Sat | May 15, 2021

Immigration Corner | Changes to the Express Entry System

Published:Tuesday | November 3, 2020 | 12:06 AM
Deidre S. Powell
Deidre S. Powell

Dear Ms Powell,

I am bilingual and have been interested in applying to go to Canada via the Express Entry programme, but I’m worried that I won’t get enough points to qualify. I am a French teacher with a bachelor’s degree. What are my chances of getting through? Thank you in advance.

– E.P.

Dear E.P.,

The Canadian Express Entry System is one that manages applications for candidates who qualify under programmes such as the Federal Skilled Worker Programme, the Federal Skilled Trades Programme, Caribbean Experience Class, and some Provincial Nominee Programmes.

The system is a points-based one as Immigration Refugee and Citizenship Canada (IRCC) will rank applicants based on the comprehensive ranking system (CRS), which gives clients a score based on factors such as education, age, language skills, and family ties in Canada.

Once you have provided a personal profile, you will be entered into a pool, where you are given a rank based on your background. IRCC conducts a draw almost every month to select the highest-ranking candidates from the pool of applicants and invites them to formally apply for permanent residence. Your chances of being selected will be based on your overall scores. Since you are bilingual, you should aim to maximise the number of points you can get based on your language ability.


Canada is a bilingual country. Therefore, almost all immigration programmes require an applicant to clearly demonstrate his or her ability to communicate effectively in one or both French and English.

Acceptable proof for English language are the Canadian English Language Proficiency Index Program (CELPIP) – General Test or the International English Language Testing System (IELTS), General Training exam.

For the French language, acceptable proof is the TEF Canada: Test d’évaluation de Français. Please note that IRCC will accept the TEF results if you wrote your test before March 1, 2020. If you wrote the test on or after March 1, 2020, you will need to provide TEF Canada results. Alternatively, you may sit the TCF Canada: Test de Connaissance du Français exam. Your results will include scores for compréhension de l’écrit, compréhension de l’oral, expression écrite, expression orale.

I am pleased to hear that you are bilingual as the minister of immigration, refugees and citizenship announced recently that French-speaking and bilingual applicants would receive additional points under the Express Entry System. Such applicants can now earn up to 50 additional points for strong French language skills even if French is your second language.

This is important even if you are not planning to live in Quebec as the government has a target to increase French-speaking immigrant admissions to the 4.4 per cent target by 2023.

This new change means that the number of points awarded will increase from 15 to 25 for French-speaking candidates and from 30 to 50 for bilingual candidates.


Applications will be tested on their reading, writing, listening, and speaking ability. Your scores are particularly important to increase your eligibility and overall scores. If you are sitting the CELPIP exam, you should aim to score a minimum of 10 in each category. For the IELTS, your minimum score should be 8.5 in each category. You can find the nearest IELTS test centre via

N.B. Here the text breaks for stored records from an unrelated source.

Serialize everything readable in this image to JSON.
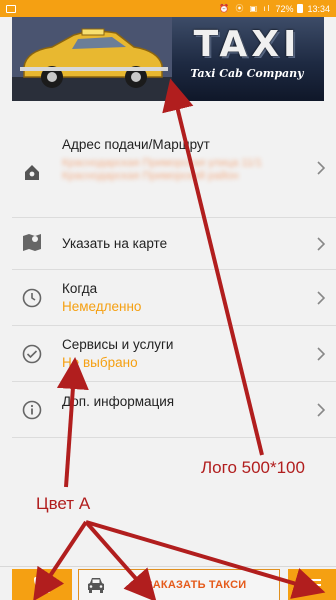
{
  "status_bar": {
    "battery": "72%",
    "time": "13:34",
    "color": "#f5a012"
  },
  "banner": {
    "logo_title": "TAXI",
    "logo_subtitle": "Taxi Cab Company"
  },
  "menu": {
    "items": [
      {
        "title": "Адрес подачи/Маршрут",
        "value": "",
        "icon": "home-icon"
      },
      {
        "title": "Указать на карте",
        "value": "",
        "icon": "map-icon"
      },
      {
        "title": "Когда",
        "value": "Немедленно",
        "icon": "clock-icon"
      },
      {
        "title": "Сервисы и услуги",
        "value": "Не выбрано",
        "icon": "check-circle-icon"
      },
      {
        "title": "Доп. информация",
        "value": "",
        "icon": "info-icon"
      }
    ],
    "address_blurred": "Краснодарская Приморская улица 11/1 Краснодарская Приморский район",
    "accent_color": "#f5a012"
  },
  "bottom_bar": {
    "order_label": "ЗАКАЗАТЬ ТАКСИ",
    "call_icon": "phone-icon",
    "menu_icon": "hamburger-icon",
    "car_icon": "car-icon"
  },
  "annotations": {
    "logo_note": "Лого 500*100",
    "color_note": "Цвет А",
    "arrow_color": "#b11e1e"
  }
}
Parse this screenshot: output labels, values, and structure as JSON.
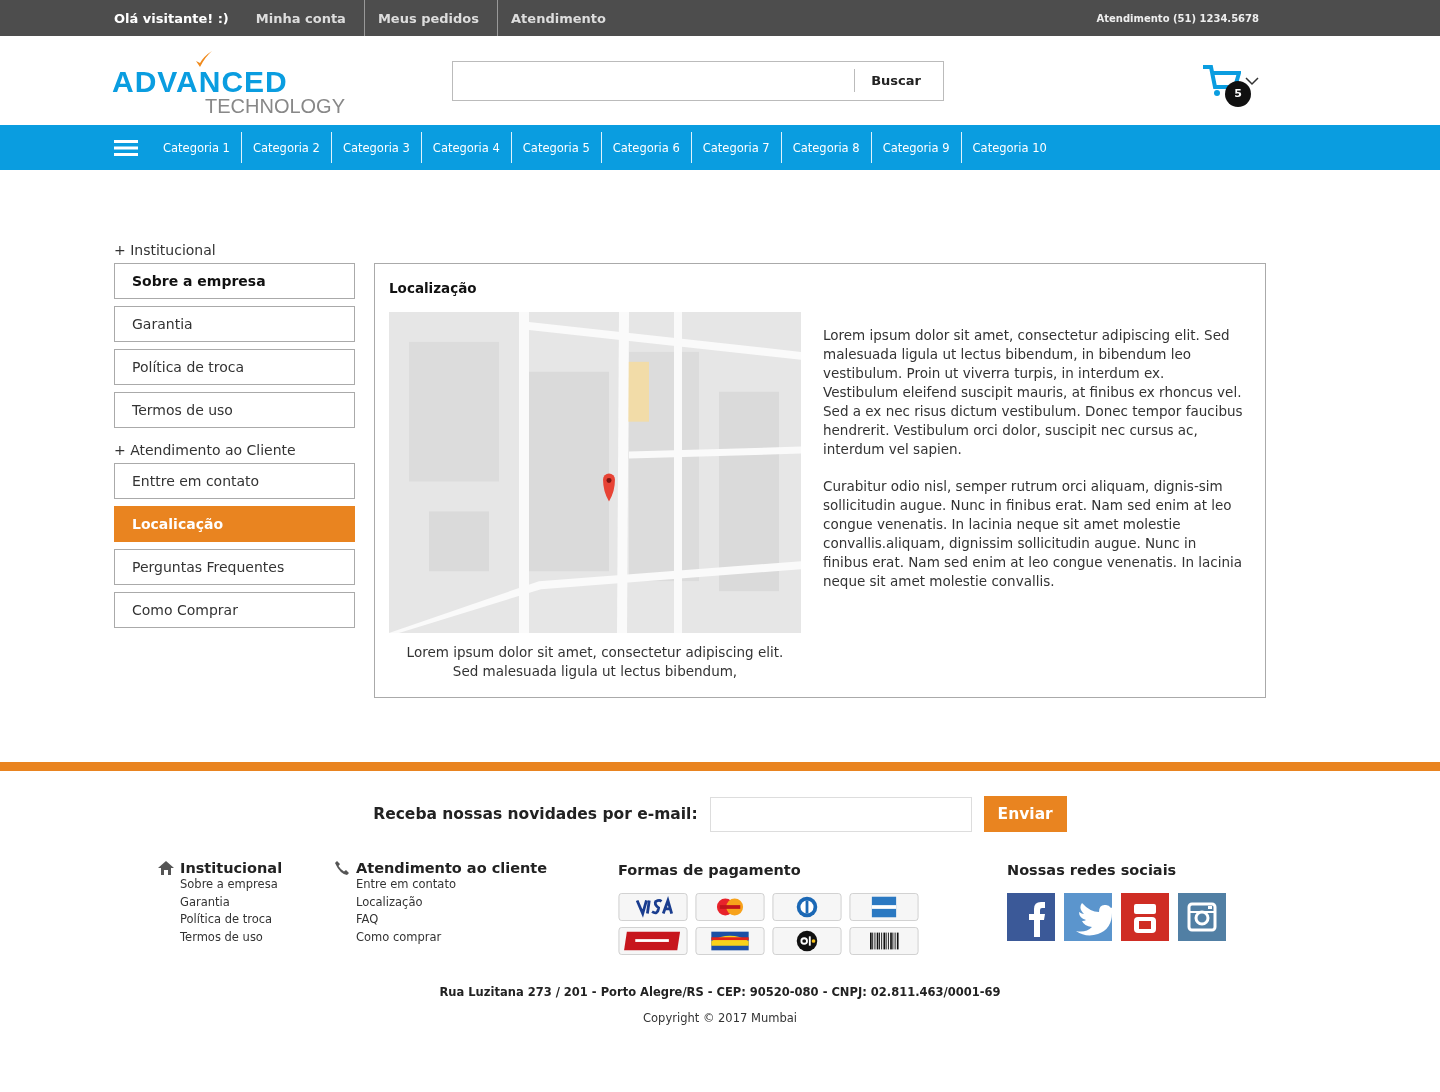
{
  "top_bar": {
    "greeting": "Olá visitante! :)",
    "links": [
      {
        "label": "Minha conta"
      },
      {
        "label": "Meus pedidos"
      },
      {
        "label": "Atendimento"
      }
    ],
    "phone": "Atendimento (51) 1234.5678"
  },
  "header": {
    "logo": {
      "primary": "ADVANCED",
      "secondary": "TECHNOLOGY"
    },
    "search": {
      "button": "Buscar"
    },
    "cart": {
      "count": "5"
    }
  },
  "categories": [
    "Categoria 1",
    "Categoria 2",
    "Categoria 3",
    "Categoria 4",
    "Categoria 5",
    "Categoria 6",
    "Categoria 7",
    "Categoria 8",
    "Categoria 9",
    "Categoria 10"
  ],
  "sidebar": {
    "groups": [
      {
        "title": "+ Institucional",
        "items": [
          {
            "label": "Sobre a empresa",
            "selected": false,
            "bold": true
          },
          {
            "label": "Garantia",
            "selected": false,
            "bold": false
          },
          {
            "label": "Política de troca",
            "selected": false,
            "bold": false
          },
          {
            "label": "Termos de uso",
            "selected": false,
            "bold": false
          }
        ]
      },
      {
        "title": "+ Atendimento ao Cliente",
        "items": [
          {
            "label": "Enttre em contato",
            "selected": false,
            "bold": false
          },
          {
            "label": "Localicação",
            "selected": true,
            "bold": false
          },
          {
            "label": "Perguntas Frequentes",
            "selected": false,
            "bold": false
          },
          {
            "label": "Como Comprar",
            "selected": false,
            "bold": false
          }
        ]
      }
    ]
  },
  "content": {
    "title": "Localização",
    "map": {
      "kind": "picture"
    },
    "caption": "Lorem ipsum dolor sit amet, consectetur adipiscing elit. Sed malesuada ligula ut lectus bibendum,",
    "paragraphs": [
      "Lorem ipsum dolor sit amet, consectetur adipiscing elit. Sed malesuada ligula ut lectus bibendum, in bibendum leo vestibulum. Proin ut viverra turpis, in interdum ex. Vestibulum eleifend suscipit mauris, at finibus ex rhoncus vel. Sed a ex nec risus dictum vestibulum. Donec tempor faucibus hendrerit. Vestibulum orci dolor, suscipit nec cursus ac, interdum vel sapien.",
      "Curabitur odio nisl, semper rutrum orci aliquam, dignis-sim sollicitudin augue. Nunc in finibus erat. Nam sed enim at leo congue venenatis. In lacinia neque sit amet molestie convallis.aliquam, dignissim sollicitudin augue. Nunc in finibus erat. Nam sed enim at leo congue venenatis. In lacinia neque sit amet molestie convallis."
    ]
  },
  "newsletter": {
    "label": "Receba nossas novidades por e-mail:",
    "button": "Enviar"
  },
  "footer": {
    "columns": [
      {
        "title": "Institucional",
        "kind": "home",
        "links": [
          "Sobre a empresa",
          "Garantia",
          "Política de troca",
          "Termos de uso"
        ]
      },
      {
        "title": "Atendimento ao cliente",
        "kind": "phone",
        "links": [
          "Entre em contato",
          "Localização",
          "FAQ",
          "Como comprar"
        ]
      }
    ],
    "payments": {
      "title": "Formas de pagamento",
      "methods": [
        {
          "kind": "visa"
        },
        {
          "kind": "mastercard"
        },
        {
          "kind": "diners"
        },
        {
          "kind": "amex"
        },
        {
          "kind": "hipercard"
        },
        {
          "kind": "aura"
        },
        {
          "kind": "elo"
        },
        {
          "kind": "boleto"
        }
      ]
    },
    "social": {
      "title": "Nossas redes sociais",
      "networks": [
        {
          "kind": "facebook"
        },
        {
          "kind": "twitter"
        },
        {
          "kind": "youtube"
        },
        {
          "kind": "instagram"
        }
      ]
    },
    "address": "Rua Luzitana 273 / 201 - Porto Alegre/RS - CEP: 90520-080 - CNPJ: 02.811.463/0001-69",
    "copyright": "Copyright © 2017 Mumbai"
  }
}
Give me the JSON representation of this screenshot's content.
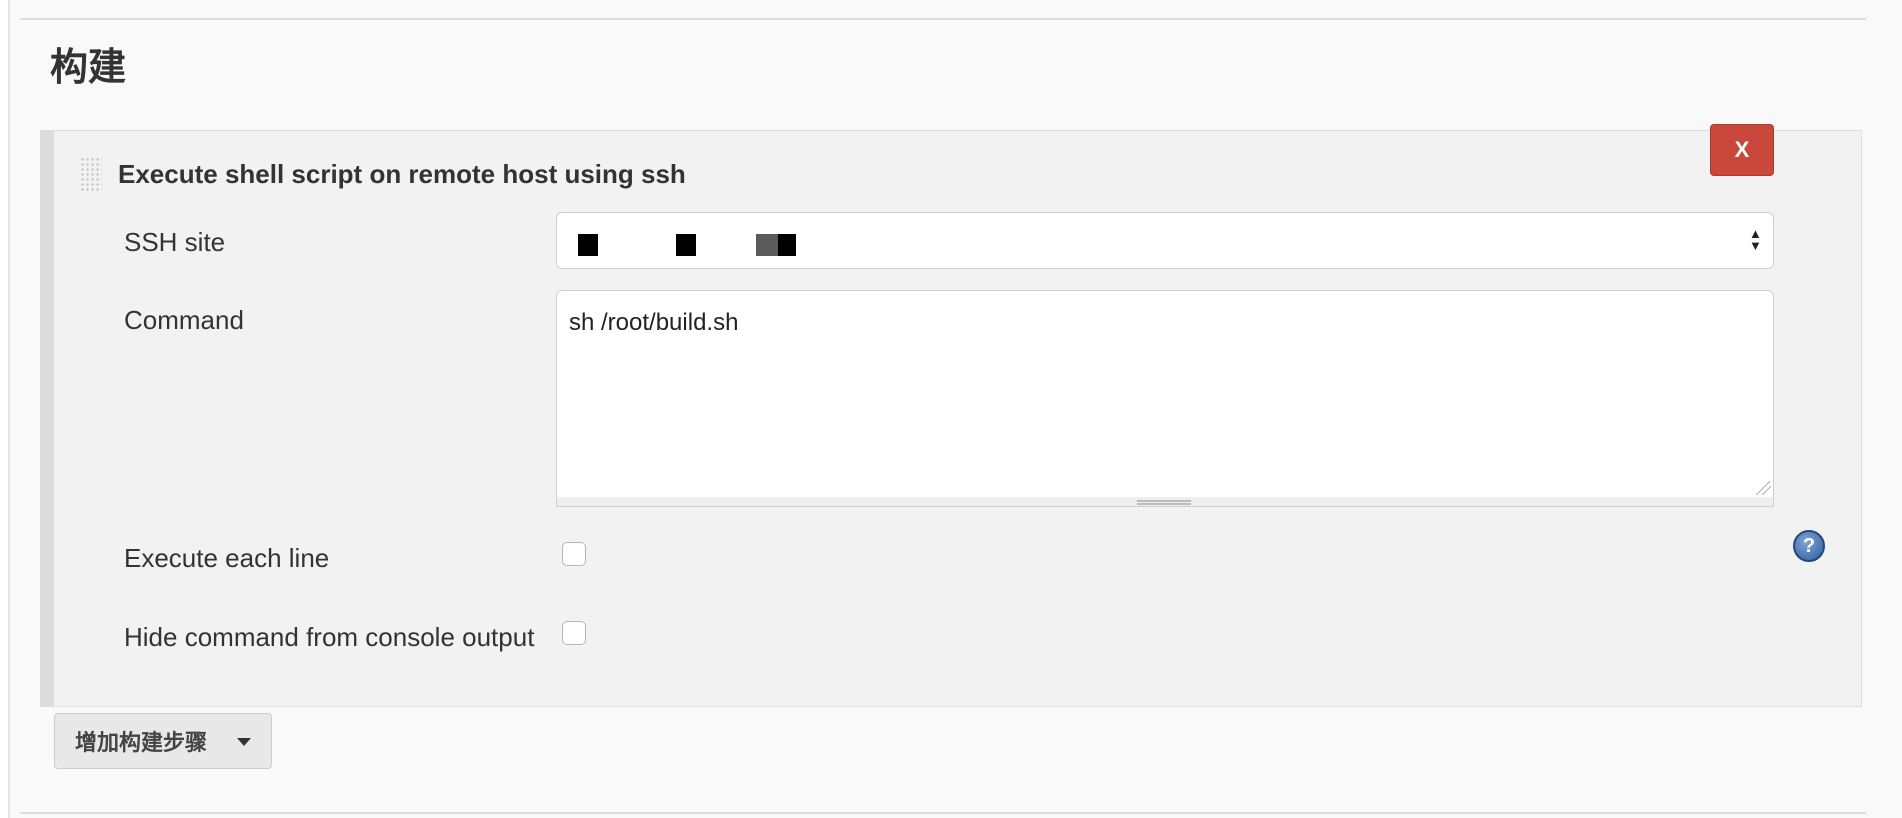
{
  "section": {
    "title": "构建"
  },
  "build_step": {
    "title": "Execute shell script on remote host using ssh",
    "delete_label": "X",
    "ssh_site": {
      "label": "SSH site",
      "value_redacted": true
    },
    "command": {
      "label": "Command",
      "value": "sh /root/build.sh"
    },
    "execute_each_line": {
      "label": "Execute each line",
      "checked": false
    },
    "hide_command": {
      "label": "Hide command from console output",
      "checked": false
    },
    "help_icon": "question-icon"
  },
  "add_step_button": {
    "label": "增加构建步骤",
    "icon": "caret-down-icon"
  },
  "colors": {
    "delete_button": "#c9473b",
    "panel_bg": "#f2f2f2",
    "help_icon": "#2e5c9c"
  }
}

Most Alliance Français offices worldwide act as testing agents, therefore, you should contact them to schedule your French language exam. You should aim to score Niveaux de compétence linguistique canadiens (NCLC) 7 or higher on all four French language skills (listening, speaking, reading, and writing). If you do, you will get 25 additional points. If you scored Canadian Language Benchmark (CLB) 4 or lower in English (or you have not had an English test); or 50 additional points if you scored CLB 5 or higher on all four English skills.

There are other documents and information that you will need to ensure that you stand a chance of being selected. Some of these documents have been mentioned in past articles. I recommend that you review the articles online via The Gleaner website or book a telephone meeting to have a more personalised assessment of your chances of being selected based on additional information such as your age and family ties to Canada.

Deidre S. Powell is a lawyer, mediator, and notary public with office in Ottawa, Ontario. Submit your questions and comments or do her free eligibility assessment via her website at Find her on Facebook, Twitter, LinkedIn, and Instagram or call 613.695.8777.